Precious Metals | Platinum, Palladium and Gold Jewellery
Learn more about precious metals that are used in jewellery. This includes gold jewellery, platinum jewellery, and palladium jewellery.
Gold is by far the most popular of precious metals for the making of fine jewellery. This metal has been a valuable and highly sought-after precious metal for coinage, jewelry, and other arts since long before the beginning of recorded history. In the past, the Gold standard has been implemented as a monetary policy, but it was widely supplanted by fiat currency starting in the 1930s. The last gold certificate and gold coin currencies were issued in the U.S. in 1932. In Europe, most countries left the gold standard with the start of World War I in 1914 and, with huge war debts, did not return to gold as a medium of exchange. The value of gold is rooted in its medium rarity, easy handling, easy smelting, non-corrosiveness, distinct color and non-reactiveness to other elements; qualities most other metals lack.
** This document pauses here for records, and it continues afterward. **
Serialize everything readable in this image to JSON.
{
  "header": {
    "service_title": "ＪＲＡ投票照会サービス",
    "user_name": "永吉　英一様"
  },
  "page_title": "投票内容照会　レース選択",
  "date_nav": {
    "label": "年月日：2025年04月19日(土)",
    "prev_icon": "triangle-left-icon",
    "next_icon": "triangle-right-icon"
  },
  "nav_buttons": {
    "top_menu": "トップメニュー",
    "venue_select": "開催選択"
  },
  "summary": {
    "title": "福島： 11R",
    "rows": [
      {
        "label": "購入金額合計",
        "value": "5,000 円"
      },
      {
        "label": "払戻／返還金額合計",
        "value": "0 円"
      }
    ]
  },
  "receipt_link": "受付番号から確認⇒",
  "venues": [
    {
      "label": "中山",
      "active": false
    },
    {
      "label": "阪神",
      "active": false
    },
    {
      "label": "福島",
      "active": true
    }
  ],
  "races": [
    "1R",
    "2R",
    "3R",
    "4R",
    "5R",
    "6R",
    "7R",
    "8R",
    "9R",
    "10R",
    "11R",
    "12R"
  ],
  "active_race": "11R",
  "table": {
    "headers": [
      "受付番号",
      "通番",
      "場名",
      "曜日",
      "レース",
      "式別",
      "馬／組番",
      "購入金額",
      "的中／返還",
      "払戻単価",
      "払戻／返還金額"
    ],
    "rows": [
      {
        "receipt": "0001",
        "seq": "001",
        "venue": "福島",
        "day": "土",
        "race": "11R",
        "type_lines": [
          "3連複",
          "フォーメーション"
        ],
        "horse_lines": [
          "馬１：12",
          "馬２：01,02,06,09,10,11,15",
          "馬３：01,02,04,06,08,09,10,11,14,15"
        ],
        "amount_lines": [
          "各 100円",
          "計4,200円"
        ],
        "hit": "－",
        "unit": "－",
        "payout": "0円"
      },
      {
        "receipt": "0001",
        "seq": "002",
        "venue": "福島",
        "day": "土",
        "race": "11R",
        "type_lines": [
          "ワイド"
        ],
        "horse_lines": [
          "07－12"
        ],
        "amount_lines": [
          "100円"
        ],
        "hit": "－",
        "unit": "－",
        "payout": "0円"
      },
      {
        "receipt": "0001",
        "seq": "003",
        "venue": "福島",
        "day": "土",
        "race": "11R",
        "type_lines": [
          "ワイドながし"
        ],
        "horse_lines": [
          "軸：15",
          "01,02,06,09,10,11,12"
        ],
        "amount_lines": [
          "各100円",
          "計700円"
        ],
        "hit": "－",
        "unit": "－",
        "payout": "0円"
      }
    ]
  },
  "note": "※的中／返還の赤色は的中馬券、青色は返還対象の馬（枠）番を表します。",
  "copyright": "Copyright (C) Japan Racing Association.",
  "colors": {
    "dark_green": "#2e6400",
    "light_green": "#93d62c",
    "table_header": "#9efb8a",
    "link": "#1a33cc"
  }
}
A total of only 175,000 tonnes of gold have been mined in human history. This is roughly equivalent to 5.6 billion troy ounces or, in terms of volume, about 9261 m3, or a cube 21.0 m on a side that would sit comfortably under the base of the Eiffel Tower. The world consumption of new gold produced is about 50% in jewelry, 40% in investments, and 10% in industry.
Pure gold is relatively soft and dulls easily therefore for jewellery it is almost always alloyed with other metals. This makes it harder wearing and more pleasingly polished. In the case of 18 carat gold the alloy is 75% pure gold and in 9 carat gold just 37.5% pure gold. 18 carat gold is heavier and more buttery in colour whist 9 carat is lighter and somewhat brassy.
Gold and gold jewellery are always naturally yellow in colour. To create white gold it is alloyed with whiter metals and then rhodium plated to give a bright and highly polished finish. The Rhodium plating will wear off over time dependent on its treatment. The plating can be easily refreshed in our workshops.
Platinum is a truly solid “white” precious metal used in jewellery production. It is also very dense and heavy so it feels good to wear too. It is both a very rare metal and in high demand for industrial uses which makes it expensive.
Of the 245 tonnes of platinum sold in 2010, 113 tonnes were used for vehicle emissions control devices (46%), 76 tonnes for jewelry (31%). The remaining 35.5 tonnes went to various other minor applications, such as investment, electrodes, anticancer drugs, oxygen sensors, spark plugs and turbine engines.
During periods of sustained economic stability and growth, the price of platinum tends to be as much as twice the price of gold, whereas during periods of economic uncertainty, the price of platinum tends to decrease due to reduced industrial demand, falling below the price of gold. Gold prices are more stable in slow economic times, as gold is considered a safe haven and gold demand is not driven by industrial uses. Gold may therefore be considered a safer long term investment.
Palladium is also a naturally white precious metal. It has recently become more popular due to the expense of Platinum. It doesn’t have the weight of platinum but a very similar appearance.
In January 2010, hallmarks for palladium were introduced by assay offices in the United Kingdom, and it became a legal requirement to hallmark all articles of jewellery described as being wholly or partly made of palladium.